Task brief:
Please give an exact printout of the records, without any pictures.

*** Opening Data listing ***

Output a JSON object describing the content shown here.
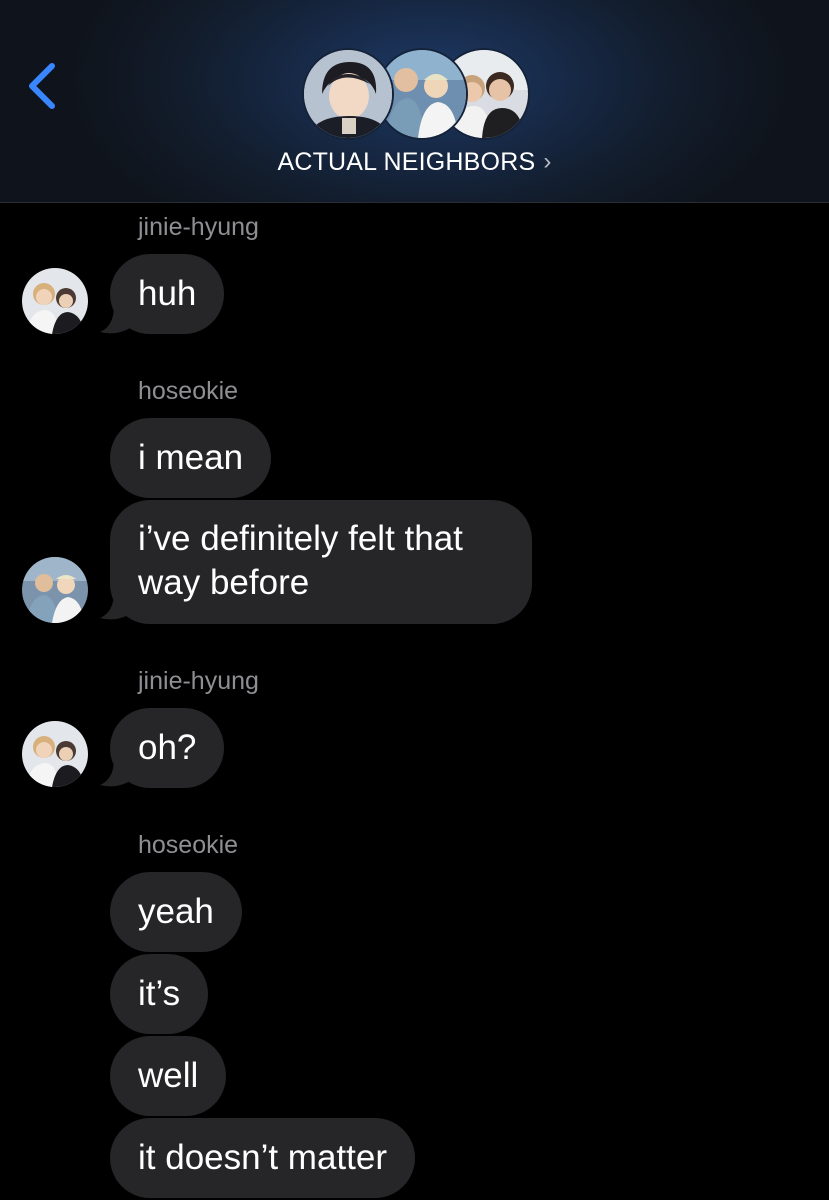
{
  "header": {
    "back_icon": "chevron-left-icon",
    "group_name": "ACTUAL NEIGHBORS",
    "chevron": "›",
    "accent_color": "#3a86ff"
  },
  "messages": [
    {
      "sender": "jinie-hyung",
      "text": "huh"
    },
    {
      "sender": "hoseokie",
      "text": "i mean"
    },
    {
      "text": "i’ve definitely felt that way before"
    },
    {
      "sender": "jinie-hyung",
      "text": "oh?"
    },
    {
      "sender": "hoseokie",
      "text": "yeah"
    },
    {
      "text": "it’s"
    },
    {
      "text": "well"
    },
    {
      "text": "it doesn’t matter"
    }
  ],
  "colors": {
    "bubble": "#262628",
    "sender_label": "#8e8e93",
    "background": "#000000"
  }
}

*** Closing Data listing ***

Solution for this task:
Output a JSON object describing the content shown here.
{
  "header": {
    "back_icon": "chevron-left-icon",
    "group_name": "ACTUAL NEIGHBORS",
    "chevron": "›",
    "accent_color": "#3a86ff"
  },
  "messages": [
    {
      "sender": "jinie-hyung",
      "text": "huh"
    },
    {
      "sender": "hoseokie",
      "text": "i mean"
    },
    {
      "text": "i’ve definitely felt that way before"
    },
    {
      "sender": "jinie-hyung",
      "text": "oh?"
    },
    {
      "sender": "hoseokie",
      "text": "yeah"
    },
    {
      "text": "it’s"
    },
    {
      "text": "well"
    },
    {
      "text": "it doesn’t matter"
    }
  ],
  "colors": {
    "bubble": "#262628",
    "sender_label": "#8e8e93",
    "background": "#000000"
  }
}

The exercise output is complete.